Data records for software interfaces
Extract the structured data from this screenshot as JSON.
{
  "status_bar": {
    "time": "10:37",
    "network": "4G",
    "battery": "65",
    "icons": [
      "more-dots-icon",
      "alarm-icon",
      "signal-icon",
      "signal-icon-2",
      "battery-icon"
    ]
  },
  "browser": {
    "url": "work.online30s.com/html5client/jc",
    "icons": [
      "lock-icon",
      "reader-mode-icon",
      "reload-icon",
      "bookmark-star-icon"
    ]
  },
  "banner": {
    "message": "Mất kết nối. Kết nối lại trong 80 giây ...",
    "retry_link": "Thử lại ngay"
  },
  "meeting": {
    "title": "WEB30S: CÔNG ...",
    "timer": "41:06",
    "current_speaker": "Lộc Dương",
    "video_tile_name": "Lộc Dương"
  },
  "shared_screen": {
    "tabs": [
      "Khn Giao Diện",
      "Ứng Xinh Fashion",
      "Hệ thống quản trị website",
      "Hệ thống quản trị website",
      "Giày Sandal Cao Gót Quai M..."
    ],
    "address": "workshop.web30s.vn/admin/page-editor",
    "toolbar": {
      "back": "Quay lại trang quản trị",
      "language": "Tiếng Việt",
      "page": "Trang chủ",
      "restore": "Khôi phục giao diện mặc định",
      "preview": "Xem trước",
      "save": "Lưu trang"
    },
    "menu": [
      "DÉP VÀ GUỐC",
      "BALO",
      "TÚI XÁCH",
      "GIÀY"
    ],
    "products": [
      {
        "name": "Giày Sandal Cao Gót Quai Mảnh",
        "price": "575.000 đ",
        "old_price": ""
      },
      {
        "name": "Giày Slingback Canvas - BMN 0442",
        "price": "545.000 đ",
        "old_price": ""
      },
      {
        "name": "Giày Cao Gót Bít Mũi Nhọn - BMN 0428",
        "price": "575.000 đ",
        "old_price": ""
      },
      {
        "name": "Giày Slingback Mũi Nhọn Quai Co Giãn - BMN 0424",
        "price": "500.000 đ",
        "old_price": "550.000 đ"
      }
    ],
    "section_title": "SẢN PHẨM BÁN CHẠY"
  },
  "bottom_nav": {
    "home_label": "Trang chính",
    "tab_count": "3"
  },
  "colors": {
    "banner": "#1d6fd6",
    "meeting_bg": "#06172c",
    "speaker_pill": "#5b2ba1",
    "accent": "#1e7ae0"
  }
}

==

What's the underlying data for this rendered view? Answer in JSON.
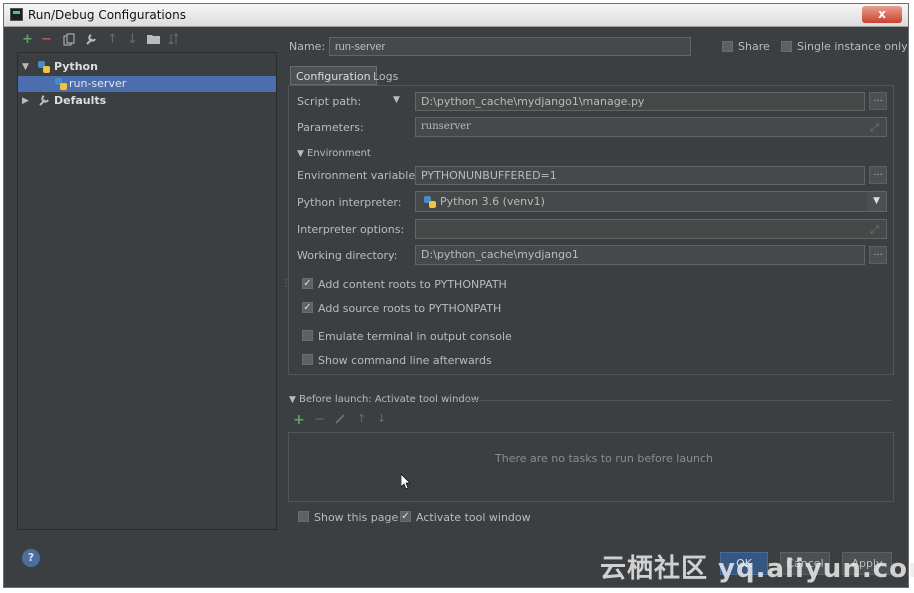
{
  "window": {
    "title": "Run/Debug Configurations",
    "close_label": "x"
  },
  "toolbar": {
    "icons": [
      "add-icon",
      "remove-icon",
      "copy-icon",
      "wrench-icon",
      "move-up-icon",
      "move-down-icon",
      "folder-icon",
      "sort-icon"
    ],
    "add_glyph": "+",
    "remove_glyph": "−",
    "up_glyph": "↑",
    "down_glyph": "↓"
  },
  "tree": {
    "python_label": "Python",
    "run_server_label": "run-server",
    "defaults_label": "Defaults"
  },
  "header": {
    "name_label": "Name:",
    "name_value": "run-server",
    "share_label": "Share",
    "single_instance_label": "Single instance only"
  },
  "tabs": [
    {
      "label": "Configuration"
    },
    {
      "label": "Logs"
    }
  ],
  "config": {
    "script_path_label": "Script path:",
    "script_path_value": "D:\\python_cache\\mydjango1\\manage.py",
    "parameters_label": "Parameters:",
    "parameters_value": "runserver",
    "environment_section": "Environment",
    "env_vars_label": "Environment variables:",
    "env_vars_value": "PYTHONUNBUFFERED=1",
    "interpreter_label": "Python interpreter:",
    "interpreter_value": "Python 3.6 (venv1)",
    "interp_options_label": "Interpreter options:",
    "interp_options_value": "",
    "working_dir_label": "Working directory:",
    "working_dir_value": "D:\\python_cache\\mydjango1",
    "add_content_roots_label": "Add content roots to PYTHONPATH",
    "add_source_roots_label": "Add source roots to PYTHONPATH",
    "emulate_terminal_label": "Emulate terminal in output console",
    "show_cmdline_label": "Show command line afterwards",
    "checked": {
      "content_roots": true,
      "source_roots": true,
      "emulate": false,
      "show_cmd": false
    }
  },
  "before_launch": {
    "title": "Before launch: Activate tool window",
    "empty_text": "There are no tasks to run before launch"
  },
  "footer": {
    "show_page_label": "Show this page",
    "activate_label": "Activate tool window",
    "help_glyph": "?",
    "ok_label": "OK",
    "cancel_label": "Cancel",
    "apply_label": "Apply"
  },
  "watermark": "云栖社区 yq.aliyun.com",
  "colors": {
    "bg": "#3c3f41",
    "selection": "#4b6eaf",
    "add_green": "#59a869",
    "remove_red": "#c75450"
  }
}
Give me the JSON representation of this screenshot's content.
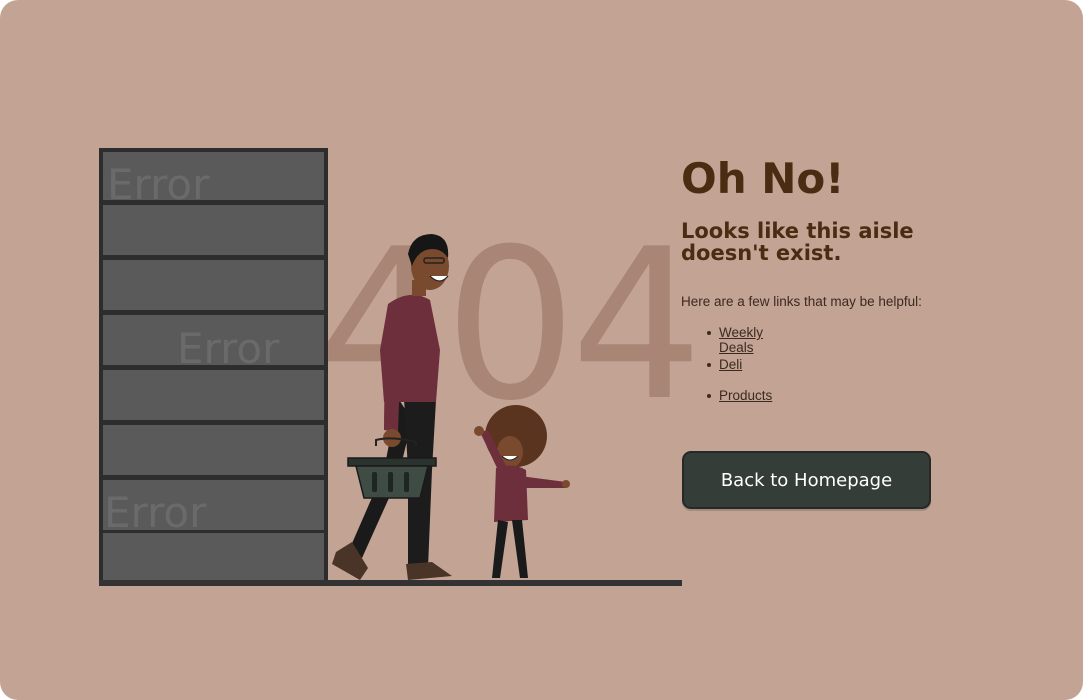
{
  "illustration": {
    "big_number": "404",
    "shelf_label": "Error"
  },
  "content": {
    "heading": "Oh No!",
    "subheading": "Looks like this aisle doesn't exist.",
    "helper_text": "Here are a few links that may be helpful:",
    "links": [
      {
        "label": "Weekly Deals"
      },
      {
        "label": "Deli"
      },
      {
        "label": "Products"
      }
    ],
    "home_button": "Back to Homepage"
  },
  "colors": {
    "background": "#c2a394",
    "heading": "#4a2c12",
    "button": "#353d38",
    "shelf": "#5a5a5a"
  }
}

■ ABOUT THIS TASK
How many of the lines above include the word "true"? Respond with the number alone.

■ WRITTEN SOLUTION
2